- Problem description
Scan the listing below for the word "content" and copy every line that has it.
● ● ● ●
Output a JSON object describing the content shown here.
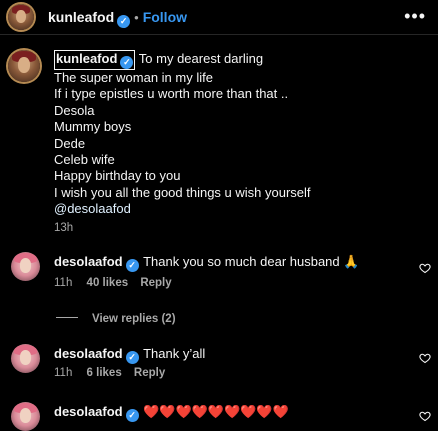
{
  "header": {
    "username": "kunleafod",
    "separator": "•",
    "follow_label": "Follow",
    "more_icon": "more-horizontal-icon"
  },
  "caption": {
    "username": "kunleafod",
    "lines": [
      "To my dearest darling",
      "The super woman in my life",
      "If i type epistles u worth more than that ..",
      "Desola",
      "Mummy boys",
      "Dede",
      "Celeb wife",
      "Happy birthday to you",
      "I wish you all the good things u wish yourself",
      "@desolaafod"
    ],
    "time": "13h"
  },
  "comments": [
    {
      "username": "desolaafod",
      "text": "Thank you so much dear husband 🙏",
      "time": "11h",
      "likes": "40 likes",
      "reply_label": "Reply"
    },
    {
      "username": "desolaafod",
      "text": "Thank y’all",
      "time": "11h",
      "likes": "6 likes",
      "reply_label": "Reply"
    },
    {
      "username": "desolaafod",
      "text": "❤️❤️❤️❤️❤️❤️❤️❤️❤️"
    }
  ],
  "view_replies": "View replies (2)",
  "colors": {
    "background": "#000000",
    "accent": "#3897f0",
    "secondary_text": "#a8a8a8"
  }
}
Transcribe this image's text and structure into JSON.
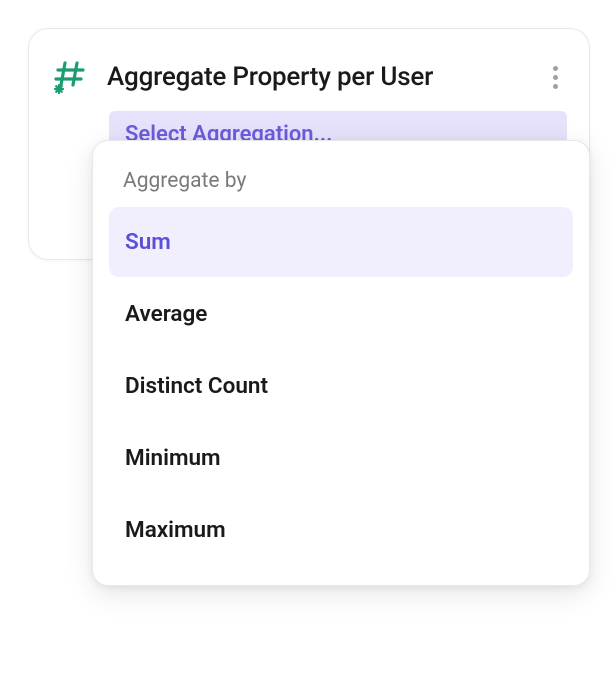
{
  "card": {
    "title": "Aggregate Property per User"
  },
  "select": {
    "placeholder": "Select Aggregation..."
  },
  "dropdown": {
    "label": "Aggregate by",
    "options": [
      {
        "label": "Sum",
        "selected": true
      },
      {
        "label": "Average",
        "selected": false
      },
      {
        "label": "Distinct Count",
        "selected": false
      },
      {
        "label": "Minimum",
        "selected": false
      },
      {
        "label": "Maximum",
        "selected": false
      }
    ]
  }
}
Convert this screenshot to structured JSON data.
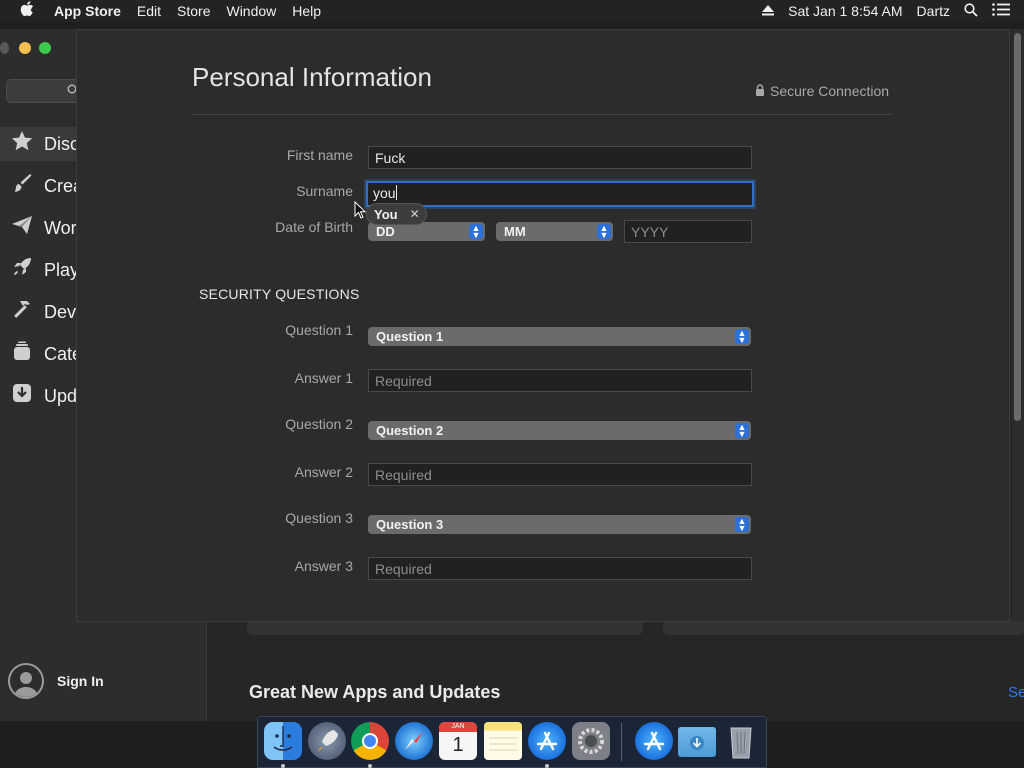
{
  "menubar": {
    "app": "App Store",
    "items": [
      "Edit",
      "Store",
      "Window",
      "Help"
    ],
    "datetime": "Sat Jan 1  8:54 AM",
    "user": "Dartz"
  },
  "sidebar": {
    "items": [
      {
        "label": "Disc",
        "icon": "star-icon"
      },
      {
        "label": "Crea",
        "icon": "brush-icon"
      },
      {
        "label": "Wor",
        "icon": "paper-plane-icon"
      },
      {
        "label": "Play",
        "icon": "rocket-icon"
      },
      {
        "label": "Dev",
        "icon": "hammer-icon"
      },
      {
        "label": "Cate",
        "icon": "stack-icon"
      },
      {
        "label": "Upd",
        "icon": "download-icon"
      }
    ],
    "sign_in": "Sign In"
  },
  "background": {
    "section_title": "Great New Apps and Updates",
    "see_all": "Se"
  },
  "sheet": {
    "title": "Personal Information",
    "secure": "Secure Connection",
    "first_name": {
      "label": "First name",
      "value": "Fuck"
    },
    "surname": {
      "label": "Surname",
      "value": "you"
    },
    "autocomplete": "You",
    "dob": {
      "label": "Date of Birth",
      "day": "DD",
      "month": "MM",
      "year_placeholder": "YYYY"
    },
    "security_header": "SECURITY QUESTIONS",
    "questions": [
      {
        "q_label": "Question 1",
        "q_value": "Question 1",
        "a_label": "Answer 1",
        "a_placeholder": "Required"
      },
      {
        "q_label": "Question 2",
        "q_value": "Question 2",
        "a_label": "Answer 2",
        "a_placeholder": "Required"
      },
      {
        "q_label": "Question 3",
        "q_value": "Question 3",
        "a_label": "Answer 3",
        "a_placeholder": "Required"
      }
    ]
  },
  "dock": {
    "apps": [
      "finder-icon",
      "launchpad-icon",
      "chrome-icon",
      "safari-icon",
      "calendar-icon",
      "notes-icon",
      "app-store-icon",
      "system-preferences-icon",
      "app-store-downloads-icon",
      "downloads-folder-icon",
      "trash-icon"
    ],
    "calendar_month": "JAN",
    "calendar_day": "1"
  },
  "colors": {
    "accent": "#2f70c6",
    "popup": "#6b6b6b",
    "sheet_bg": "#2c2c2c"
  }
}
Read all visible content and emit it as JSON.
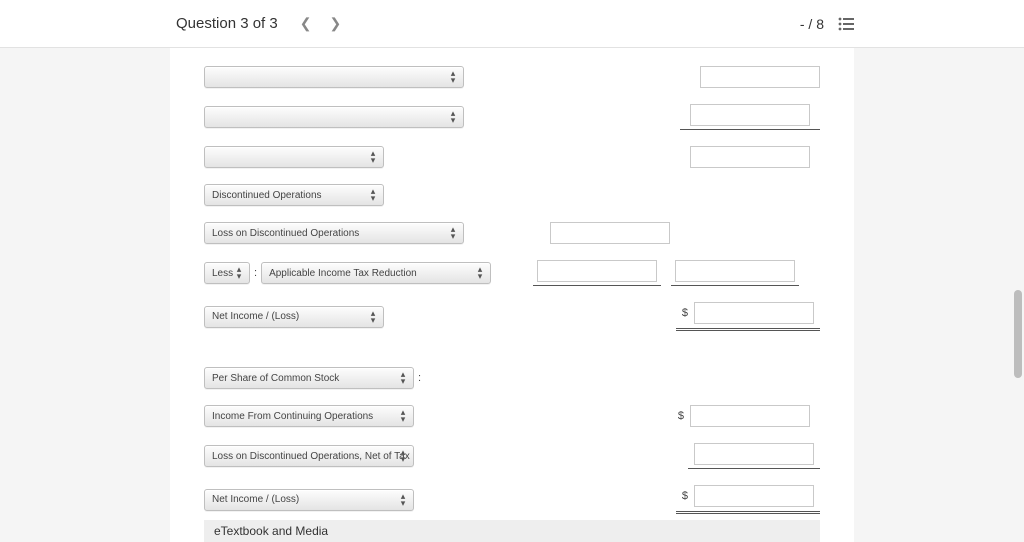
{
  "topbar": {
    "title": "Question 3 of 3",
    "score": "- / 8"
  },
  "rows": {
    "r4_sel": "Discontinued Operations",
    "r5_sel": "Loss on Discontinued Operations",
    "r6_less": "Less",
    "r6_sel": "Applicable Income Tax Reduction",
    "r7_sel": "Net Income / (Loss)",
    "r8_sel": "Per Share of Common Stock",
    "r9_sel": "Income From Continuing Operations",
    "r10_sel": "Loss on Discontinued Operations, Net of Tax",
    "r11_sel": "Net Income / (Loss)"
  },
  "symbols": {
    "colon": ":",
    "dollar": "$"
  },
  "footer": {
    "etext": "eTextbook and Media"
  }
}
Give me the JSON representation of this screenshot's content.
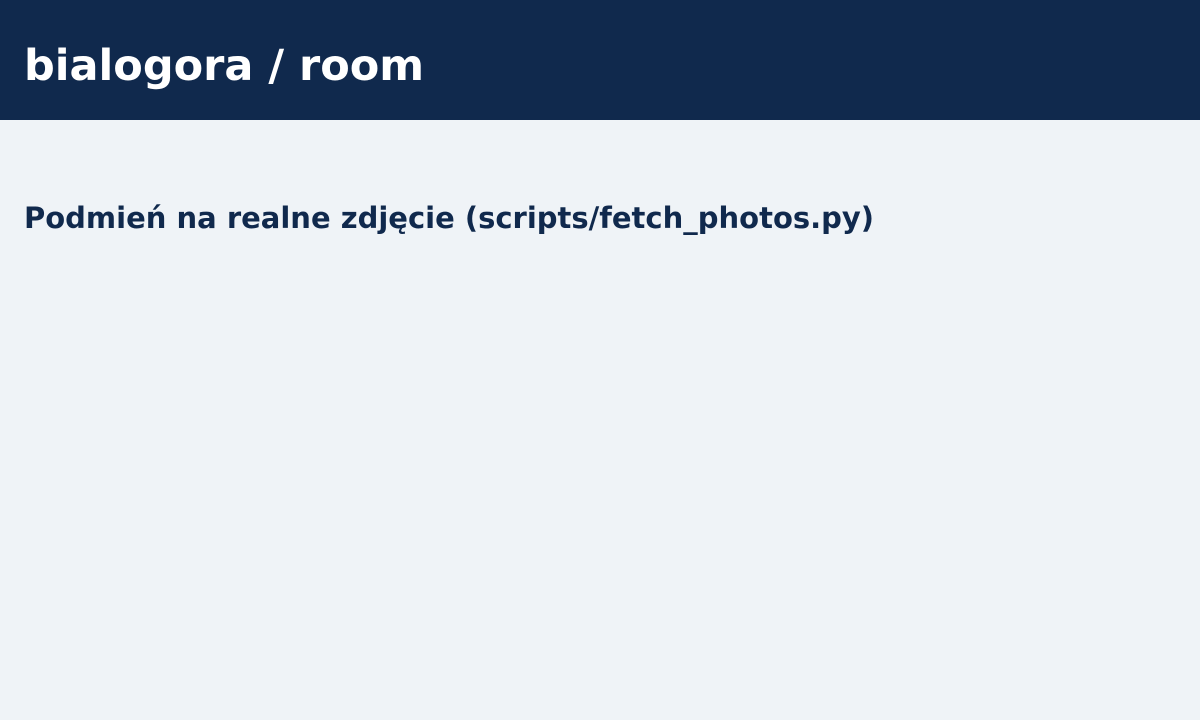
{
  "header": {
    "title": "bialogora / room",
    "background_color": "#10294d",
    "text_color": "#ffffff"
  },
  "main": {
    "placeholder_text": "Podmień na realne zdjęcie (scripts/fetch_photos.py)",
    "background_color": "#eff3f7",
    "text_color": "#10294d"
  }
}
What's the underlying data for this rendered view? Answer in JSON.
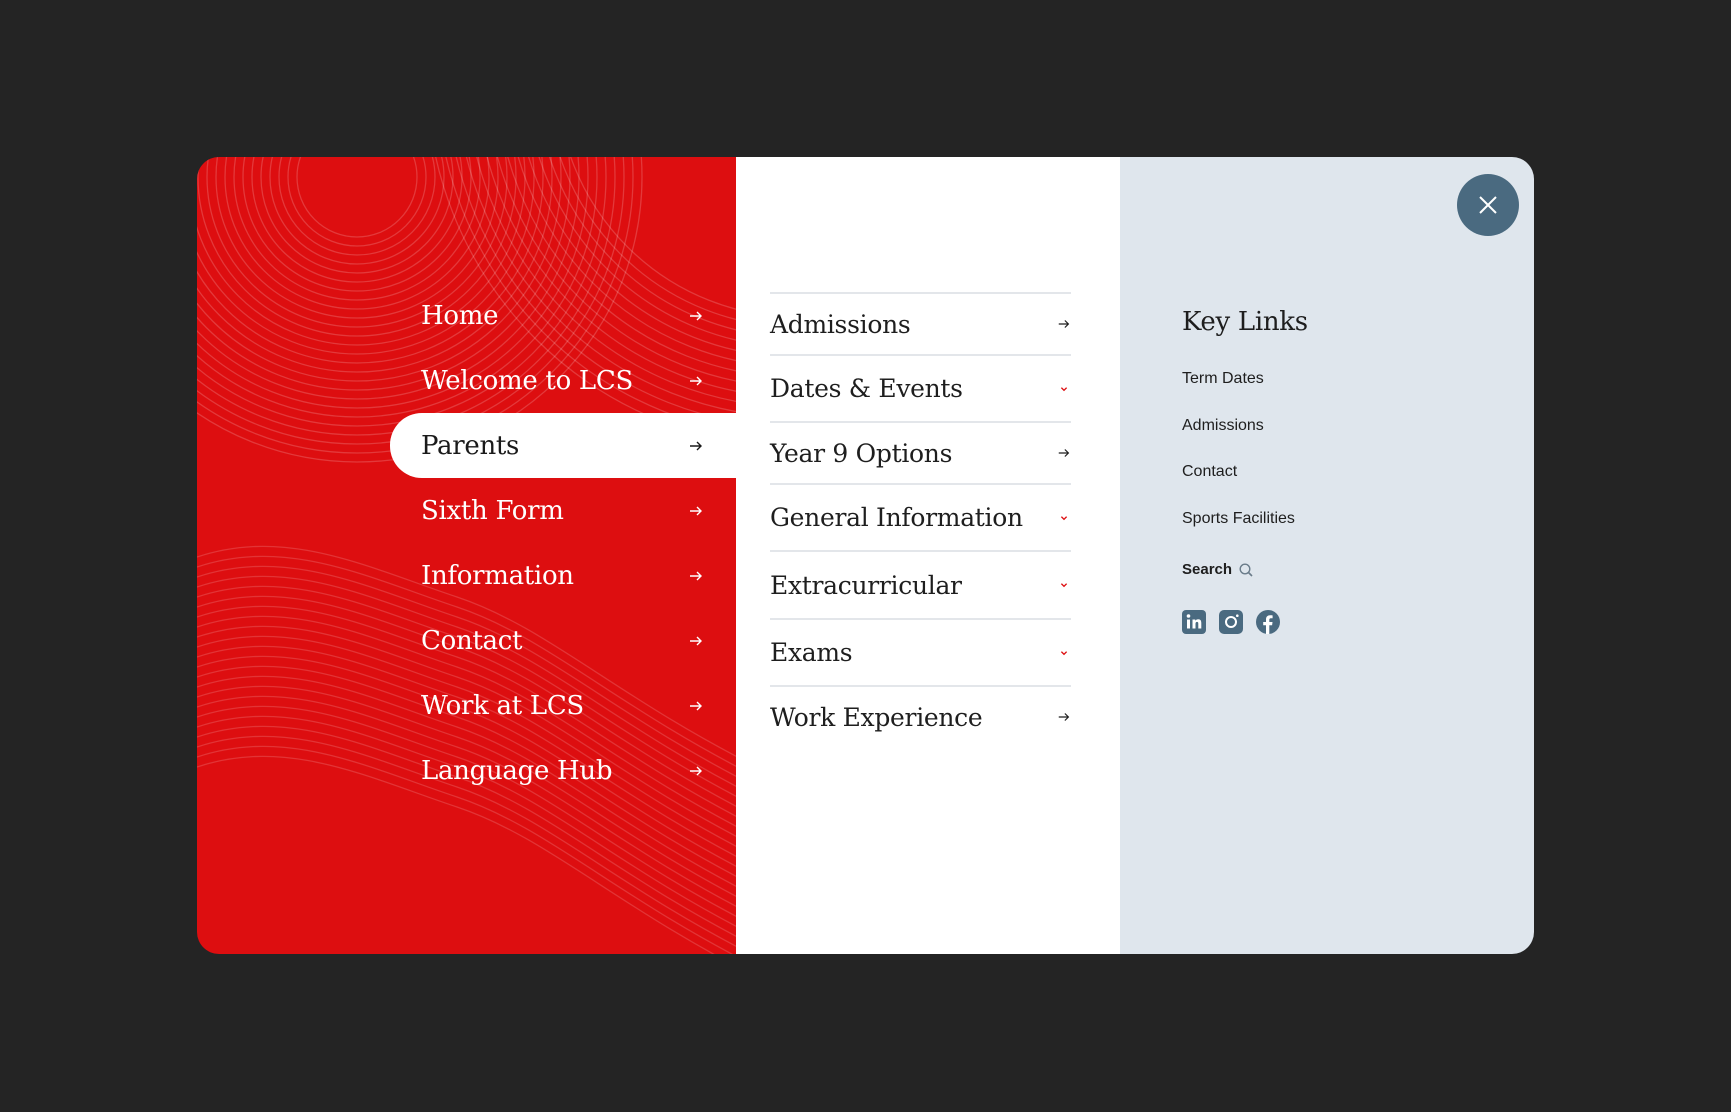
{
  "colors": {
    "page_background": "#242424",
    "primary_panel": "#dd0e10",
    "secondary_panel": "#ffffff",
    "tertiary_panel": "#dfe6ed",
    "close_button": "#4a6a80",
    "accent_chevron": "#dd0e10"
  },
  "primary_nav": {
    "items": [
      {
        "label": "Home",
        "icon": "arrow-right-icon",
        "active": false
      },
      {
        "label": "Welcome to LCS",
        "icon": "arrow-right-icon",
        "active": false
      },
      {
        "label": "Parents",
        "icon": "arrow-right-icon",
        "active": true
      },
      {
        "label": "Sixth Form",
        "icon": "arrow-right-icon",
        "active": false
      },
      {
        "label": "Information",
        "icon": "arrow-right-icon",
        "active": false
      },
      {
        "label": "Contact",
        "icon": "arrow-right-icon",
        "active": false
      },
      {
        "label": "Work at LCS",
        "icon": "arrow-right-icon",
        "active": false
      },
      {
        "label": "Language Hub",
        "icon": "arrow-right-icon",
        "active": false
      }
    ]
  },
  "secondary_nav": {
    "items": [
      {
        "label": "Admissions",
        "icon": "arrow-right-icon"
      },
      {
        "label": "Dates & Events",
        "icon": "chevron-down-icon"
      },
      {
        "label": "Year 9 Options",
        "icon": "arrow-right-icon"
      },
      {
        "label": "General Information",
        "icon": "chevron-down-icon"
      },
      {
        "label": "Extracurricular",
        "icon": "chevron-down-icon"
      },
      {
        "label": "Exams",
        "icon": "chevron-down-icon"
      },
      {
        "label": "Work Experience",
        "icon": "arrow-right-icon"
      }
    ]
  },
  "key_links": {
    "title": "Key Links",
    "links": [
      "Term Dates",
      "Admissions",
      "Contact",
      "Sports Facilities"
    ],
    "search_label": "Search",
    "search_icon": "search-icon",
    "social": [
      "linkedin-icon",
      "instagram-icon",
      "facebook-icon"
    ]
  },
  "close_icon": "close-icon"
}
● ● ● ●
- Exercise answer
Output a JSON object describing the content shown here.
Read all visible content and emit it as JSON.
Give me the JSON representation of this screenshot's content.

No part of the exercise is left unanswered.